NC's Donnie Doolittle (FFO Peter Murphy, Leonard Cohen) Releases Self-Titled LP Today
Donnie makes distinctively moody, synth-driven anthems that hover between dark retro-pop and melancholic rock-and-roll. Over the past half-decade he’s earned a following for his playful approach to darkness, blending bright, poppy melodies into ominous soundscapes with cinematic sensibility. Called everything from “Southern New-Wave” to “Goth Americana” by the press, his genre-bending sound has drawn comparisons to singular acts like Orville Peck, Leonard Cohen, Nick Cave, and Iggy Pop, with releases accompanied by carefully-honed imagery and thematic narrative videos engaging a range of senses. “I want to provide a full experience—to use my resources to create a palpable ambiance,” he says. Today, Donnie announces his debut self-titled LP, Donnie Doolittle, available for purchase as a Double LP and on all digital streaming platforms today, April 7, 2023.
A longtime veteran of the N.C. music scene, Doolittle studied piano and guitar as a child before cutting his teeth fronting a series of popular Charlotte bands in the early 2000s: local favorite garage-pop act Stone Figs, sludgy, doom-rockers Little Bull Lee (who opened for Dead Meadow in 2014), and dark psychedelic solo project Dreamy D. In 2018, he recorded the first version of upbeat pseudo-lovesong “When a Woman” (inspired by 1970s Aussie thriller Wake in Fright) while visiting friend and music producer Jesse Clasen in New York. Originally conceived as a Dreamy D song, the collaboration marked a shift in Doolittle’s songwriting and later became the first single from his new, eponymous act, Donnie Doolittle. “That song just felt different: I was evolving, and I wanted to start fresh, releasing tracks under my own name,” he says. “The new music feels more true to who I am as an artist and as a person.”
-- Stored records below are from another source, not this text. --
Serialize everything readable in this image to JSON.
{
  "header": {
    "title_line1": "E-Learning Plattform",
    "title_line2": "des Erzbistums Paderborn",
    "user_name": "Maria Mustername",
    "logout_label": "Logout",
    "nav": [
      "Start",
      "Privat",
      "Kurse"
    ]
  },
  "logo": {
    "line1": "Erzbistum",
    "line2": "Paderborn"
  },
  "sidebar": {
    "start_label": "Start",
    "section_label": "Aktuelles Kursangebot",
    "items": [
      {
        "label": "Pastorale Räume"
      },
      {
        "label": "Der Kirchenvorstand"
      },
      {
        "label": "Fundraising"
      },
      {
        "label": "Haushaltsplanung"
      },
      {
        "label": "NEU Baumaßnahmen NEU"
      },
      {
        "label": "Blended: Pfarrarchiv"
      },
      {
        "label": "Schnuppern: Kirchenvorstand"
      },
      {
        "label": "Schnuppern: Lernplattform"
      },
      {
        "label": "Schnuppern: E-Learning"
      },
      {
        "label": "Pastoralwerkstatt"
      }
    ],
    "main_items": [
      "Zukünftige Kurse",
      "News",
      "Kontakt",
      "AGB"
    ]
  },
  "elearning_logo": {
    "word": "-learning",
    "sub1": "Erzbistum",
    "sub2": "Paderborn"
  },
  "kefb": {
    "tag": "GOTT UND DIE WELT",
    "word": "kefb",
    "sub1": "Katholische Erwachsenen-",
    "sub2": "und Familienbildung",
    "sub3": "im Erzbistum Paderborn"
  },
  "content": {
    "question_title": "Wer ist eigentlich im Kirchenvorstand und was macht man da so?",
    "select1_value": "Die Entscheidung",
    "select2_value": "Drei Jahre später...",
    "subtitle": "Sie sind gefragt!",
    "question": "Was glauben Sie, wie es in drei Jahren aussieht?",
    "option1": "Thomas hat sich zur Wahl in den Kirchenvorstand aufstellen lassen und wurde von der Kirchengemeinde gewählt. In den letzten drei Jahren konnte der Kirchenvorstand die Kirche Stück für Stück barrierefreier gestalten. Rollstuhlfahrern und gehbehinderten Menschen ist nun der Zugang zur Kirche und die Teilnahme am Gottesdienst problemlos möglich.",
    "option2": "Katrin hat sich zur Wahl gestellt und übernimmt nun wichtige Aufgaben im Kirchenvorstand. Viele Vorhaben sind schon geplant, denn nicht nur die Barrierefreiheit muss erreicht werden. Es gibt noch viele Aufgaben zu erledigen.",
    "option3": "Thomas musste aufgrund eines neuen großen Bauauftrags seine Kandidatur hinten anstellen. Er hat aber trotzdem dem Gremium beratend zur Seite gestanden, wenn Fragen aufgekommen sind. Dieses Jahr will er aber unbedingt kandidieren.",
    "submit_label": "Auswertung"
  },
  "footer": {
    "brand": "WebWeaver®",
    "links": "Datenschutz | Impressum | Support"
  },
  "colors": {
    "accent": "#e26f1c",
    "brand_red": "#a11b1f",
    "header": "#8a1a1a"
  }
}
With the independent release of his self-titled debut in April 2023, Doolittle unleashes a nuanced, hyper-original collection of twelve layered, darkly groovy, and expansive tracks. Produced and mixed by Clasen, Donnie Doolittle drifts mood-wise between vibrant and gloomy, weaving together modern and vintage synthesizers (most notably the Mellotron and 80s-era Roland Juno-106), as well as electric guitar, bass, and drums. Informed by some of Doolittle’s favorite idiosyncratic songwriters—Leonard Cohen, Tom Waits, and Lee Hazlewood—the album’s compelling, cinematic arrangements draw listeners into multifaceted sonic worlds, laced with sharp, narrative lyrics exploring tropes of religion, gender, pop culture, and sexuality with subtle irony and a light touch. “I like to play around with religion and sex,” says Doolittle. “Feeling jaded about God and the world, but also firmly attached to both. I think that’s a big part of Southern culture, and who I am as an artist…for better or worse.” More horny than happy, each song on Donnie Doolittle is calibrated with a pop-friendly sense of ease and steeped in a slightly strange kind of sadness. Tracks like the post-punk-leaning “This Wonderful World” conjure the stoic cool of Bauhaus’s “Bela Lugosi’s Dead,” while the pulsing, pop-oriented single “Utopia’s Shit” reveals Doolittle’s knack for crafting bleak-yet-sparkly retro melodies in the vein of Cocteau Twins.
Photo by: Josh Rob Thomas